From crime to social work

Our Childline receives over 300 calls from our district every day, from children themselves or concerned adults who consider a child to be at risk. While some cases may be resolved over the phone or through counselling, others require the rescuing of a child from harm. The team fearlessly take on all cases often entering into unknown and dangerous situations where those abusing a child will use force or influence to try to prevent the team completing their rescue. In these cases, it is Ravi who is the first through to door. Here Ravi shares what makes him so fearless in confronting these criminals and thugs.
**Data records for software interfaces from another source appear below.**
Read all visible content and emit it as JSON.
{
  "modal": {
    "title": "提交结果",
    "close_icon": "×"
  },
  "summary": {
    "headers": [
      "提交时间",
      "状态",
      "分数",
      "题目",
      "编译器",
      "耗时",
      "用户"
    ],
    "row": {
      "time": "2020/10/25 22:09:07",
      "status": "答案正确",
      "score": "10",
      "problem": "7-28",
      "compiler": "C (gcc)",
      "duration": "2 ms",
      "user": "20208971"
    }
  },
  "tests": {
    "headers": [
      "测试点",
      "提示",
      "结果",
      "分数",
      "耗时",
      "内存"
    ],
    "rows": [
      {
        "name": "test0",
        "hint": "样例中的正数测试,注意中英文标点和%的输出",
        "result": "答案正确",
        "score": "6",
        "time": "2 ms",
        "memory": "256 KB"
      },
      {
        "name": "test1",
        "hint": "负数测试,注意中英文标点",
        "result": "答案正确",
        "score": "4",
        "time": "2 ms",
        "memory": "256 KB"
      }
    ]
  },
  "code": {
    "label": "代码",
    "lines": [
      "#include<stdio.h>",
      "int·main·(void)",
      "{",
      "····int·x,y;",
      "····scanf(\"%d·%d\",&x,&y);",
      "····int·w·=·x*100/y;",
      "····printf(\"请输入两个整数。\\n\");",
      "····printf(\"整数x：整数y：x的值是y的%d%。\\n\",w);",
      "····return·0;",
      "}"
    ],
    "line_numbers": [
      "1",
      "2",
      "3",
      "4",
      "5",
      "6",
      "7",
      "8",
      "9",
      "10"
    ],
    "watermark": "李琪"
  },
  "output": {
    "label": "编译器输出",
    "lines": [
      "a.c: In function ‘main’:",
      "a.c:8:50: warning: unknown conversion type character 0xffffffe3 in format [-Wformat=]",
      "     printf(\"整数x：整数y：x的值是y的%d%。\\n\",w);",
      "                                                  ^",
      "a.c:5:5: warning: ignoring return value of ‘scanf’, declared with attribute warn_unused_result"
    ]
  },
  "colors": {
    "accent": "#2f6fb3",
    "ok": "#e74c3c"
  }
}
"My family lived in the old palace premises in Bhingar, a suburb of Ahmednagar city. When I was about 13 years old, the District Superintendent of Police closed all the illegal pubs and gambling dens and I saw an opportunity to earn easy money to support my family. I learnt how to make and sell liquor and was soon making a lot of money. Gambling became my favorite pastime so I started my own gambling and drinking den for friends. One day I had a fight with one of these ‘friends’ and he lodged a complaint with the police. With a mere exchange of 100 rupees and a bottle of country liquor, all the charges against me were dropped.
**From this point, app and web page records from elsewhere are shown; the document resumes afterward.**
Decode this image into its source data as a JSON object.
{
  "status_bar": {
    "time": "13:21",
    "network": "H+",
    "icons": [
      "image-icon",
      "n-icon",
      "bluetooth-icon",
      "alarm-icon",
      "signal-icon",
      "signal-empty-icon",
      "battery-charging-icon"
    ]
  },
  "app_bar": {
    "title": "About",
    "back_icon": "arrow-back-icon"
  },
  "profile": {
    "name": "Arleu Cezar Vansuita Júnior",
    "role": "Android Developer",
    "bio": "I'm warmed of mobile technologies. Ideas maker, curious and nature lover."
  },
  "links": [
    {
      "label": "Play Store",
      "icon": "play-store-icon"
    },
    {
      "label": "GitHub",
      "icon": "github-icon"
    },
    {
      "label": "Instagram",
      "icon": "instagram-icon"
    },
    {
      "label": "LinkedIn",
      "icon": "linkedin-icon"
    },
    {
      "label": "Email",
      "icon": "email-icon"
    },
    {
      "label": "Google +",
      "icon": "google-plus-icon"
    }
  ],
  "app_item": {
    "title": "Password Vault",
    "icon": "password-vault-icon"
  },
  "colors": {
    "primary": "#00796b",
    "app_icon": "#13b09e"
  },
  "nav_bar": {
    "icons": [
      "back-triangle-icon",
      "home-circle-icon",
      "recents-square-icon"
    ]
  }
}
"By the age of 16, I had started dealing drugs (ganja) and was making even more money which I used to gamble the whole night away with. Needing manpower to transfer drugs, I recruited a gang of local goons and petty thieves, taking responsibility for selling their stolen goods and bailing them out of prison. I was moving up in the criminal world, partnering other gangsters in illegal activities such as English liquor and sandalwood smuggling. My criminal activities began to escalate and with dreams of becoming a Don, I learnt how to use a pistol and was joining street fights. On 14 January 2009, I fought with some local goons over some petty issue and was arrested under IPC 307 for loot, disturbing the peace and eve teasing. I was imprisoned for seven days.

"These nightmare, eye-opening seven days changed my life. Upon release I decided to end all of my illegal activities. It came as a massive shock to my illiterate family, who, unable to see the harm this business was causing me and unable to tolerate the new me, threw me out of the house. Homeless, I had to eat discarded food from the streets and drink bore-well water to survive.
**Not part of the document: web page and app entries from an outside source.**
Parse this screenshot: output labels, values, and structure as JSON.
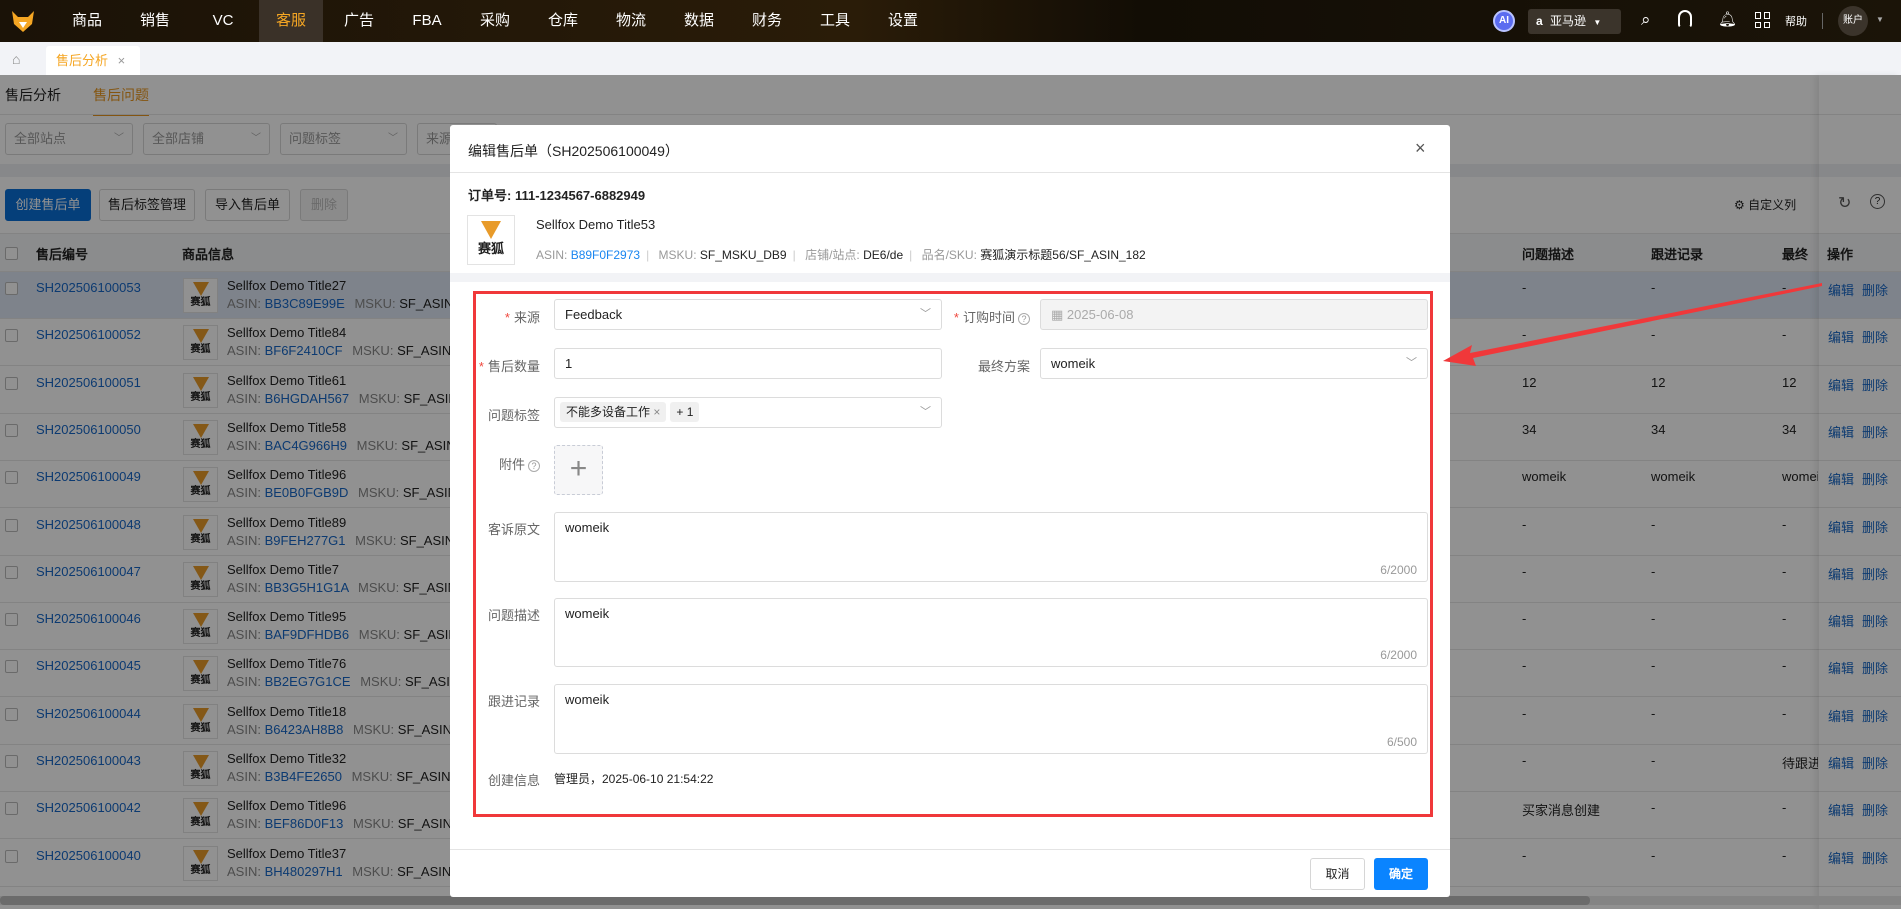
{
  "nav": {
    "items": [
      "商品",
      "销售",
      "VC",
      "客服",
      "广告",
      "FBA",
      "采购",
      "仓库",
      "物流",
      "数据",
      "财务",
      "工具",
      "设置"
    ],
    "active": "客服",
    "ai": "AI",
    "marketplace": "亚马逊",
    "help": "帮助",
    "account": "账户"
  },
  "tabs": {
    "open_tab": "售后分析"
  },
  "page": {
    "subtabs": [
      "售后分析",
      "售后问题"
    ],
    "filters": [
      "全部站点",
      "全部店铺",
      "问题标签",
      "来源"
    ],
    "buttons": {
      "create": "创建售后单",
      "tag_manage": "售后标签管理",
      "import": "导入售后单",
      "delete": "删除"
    },
    "custom_columns": "自定义列",
    "columns": {
      "id": "售后编号",
      "product": "商品信息",
      "desc": "问题描述",
      "follow": "跟进记录",
      "final": "最终方案",
      "ops": "操作"
    },
    "asin_label": "ASIN:",
    "msku_label": "MSKU:",
    "msku_value": "SF_ASIN",
    "edit": "编辑",
    "remove": "删除",
    "rows": [
      {
        "id": "SH202506100053",
        "title": "Sellfox Demo Title27",
        "asin": "BB3C89E99E",
        "desc": "-",
        "follow": "-",
        "final": "-"
      },
      {
        "id": "SH202506100052",
        "title": "Sellfox Demo Title84",
        "asin": "BF6F2410CF",
        "desc": "-",
        "follow": "-",
        "final": "-"
      },
      {
        "id": "SH202506100051",
        "title": "Sellfox Demo Title61",
        "asin": "B6HGDAH567",
        "desc": "12",
        "follow": "12",
        "final": "12"
      },
      {
        "id": "SH202506100050",
        "title": "Sellfox Demo Title58",
        "asin": "BAC4G966H9",
        "desc": "34",
        "follow": "34",
        "final": "34"
      },
      {
        "id": "SH202506100049",
        "title": "Sellfox Demo Title96",
        "asin": "BE0B0FGB9D",
        "desc": "womeik",
        "follow": "womeik",
        "final": "womeik"
      },
      {
        "id": "SH202506100048",
        "title": "Sellfox Demo Title89",
        "asin": "B9FEH277G1",
        "desc": "-",
        "follow": "-",
        "final": "-"
      },
      {
        "id": "SH202506100047",
        "title": "Sellfox Demo Title7",
        "asin": "BB3G5H1G1A",
        "desc": "-",
        "follow": "-",
        "final": "-"
      },
      {
        "id": "SH202506100046",
        "title": "Sellfox Demo Title95",
        "asin": "BAF9DFHDB6",
        "desc": "-",
        "follow": "-",
        "final": "-"
      },
      {
        "id": "SH202506100045",
        "title": "Sellfox Demo Title76",
        "asin": "BB2EG7G1CE",
        "desc": "-",
        "follow": "-",
        "final": "-"
      },
      {
        "id": "SH202506100044",
        "title": "Sellfox Demo Title18",
        "asin": "B6423AH8B8",
        "desc": "-",
        "follow": "-",
        "final": "-"
      },
      {
        "id": "SH202506100043",
        "title": "Sellfox Demo Title32",
        "asin": "B3B4FE2650",
        "desc": "-",
        "follow": "-",
        "final": "待跟进"
      },
      {
        "id": "SH202506100042",
        "title": "Sellfox Demo Title96",
        "asin": "BEF86D0F13",
        "desc": "买家消息创建",
        "follow": "-",
        "final": "-"
      },
      {
        "id": "SH202506100040",
        "title": "Sellfox Demo Title37",
        "asin": "BH480297H1",
        "desc": "-",
        "follow": "-",
        "final": "-"
      }
    ]
  },
  "modal": {
    "title": "编辑售后单（SH202506100049）",
    "order_label": "订单号:",
    "order_no": "111-1234567-6882949",
    "product": {
      "logo_text": "赛狐",
      "title": "Sellfox Demo Title53",
      "asin_label": "ASIN:",
      "asin": "B89F0F2973",
      "msku_label": "MSKU:",
      "msku": "SF_MSKU_DB9",
      "shop_label": "店铺/站点:",
      "shop": "DE6/de",
      "sku_label": "品名/SKU:",
      "sku": "赛狐演示标题56/SF_ASIN_182"
    },
    "form": {
      "source_label": "来源",
      "source": "Feedback",
      "order_time_label": "订购时间",
      "order_time": "2025-06-08",
      "qty_label": "售后数量",
      "qty": "1",
      "final_label": "最终方案",
      "final": "womeik",
      "tags_label": "问题标签",
      "tags": [
        "不能多设备工作"
      ],
      "tags_more": "+ 1",
      "attach_label": "附件",
      "complaint_label": "客诉原文",
      "complaint": "womeik",
      "complaint_count": "6/2000",
      "desc_label": "问题描述",
      "desc": "womeik",
      "desc_count": "6/2000",
      "follow_label": "跟进记录",
      "follow": "womeik",
      "follow_count": "6/500",
      "created_label": "创建信息",
      "created": "管理员，2025-06-10 21:54:22"
    },
    "cancel": "取消",
    "ok": "确定"
  },
  "colors": {
    "brand": "#f5a623",
    "primary": "#0a6fd6",
    "annotation": "#f0383a"
  }
}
"I have a passion for dancing so previously, amidst all my illegal work, I had visited Ambedkar Bhavan for a dance practice, where I met and developed a good rapport with Jayashree Shinde from Snehalaya Balbhavan. It was while I was destitute that Jayashree called and asked me to help teach a dance class to her students and I met Hanif Sheikh (our Assistant Director of Education) who liked how I interacted with the children and invited me for the opening of Bhingar Balbhavan. After the opening I told Hanif I was looking for a job and a few days later he called me asking me to join the Balbhavan as a teacher.

"Those who knew and hated me as a local goon were so surprised to see me working with Snehalaya. It was a challenge to earn their respect but my hard work and commitment to my new career in social work paid off and after six months I was promoted to project coordinator, with many who had doubted me or previously worked for me in my criminal activities now joining me to work for the slum project.

"Working in the Balbhavan launched a new phase in my life and, in 2015, I moved into my current role as a member of the Childline team, working to uphold the rights of children. I love my new role working with children and making sure they don’t follow the same destructive path I took at their age. While words are my new weapon and I have well and truly left my criminal past behind me, when the team experiences intimidation in our fight against those abusing children, my former experience and daily gym workouts definitely work to our advantage in dealing with their threatening or violent behavior!"

You can help children tempted by a life of crime by supporting our slum community projects and Childline which work to provide fun and educational activities to keep keep them protected and on the right side of the law. Donate here.

56 views0 comments

Recent Posts

See All
bottom of page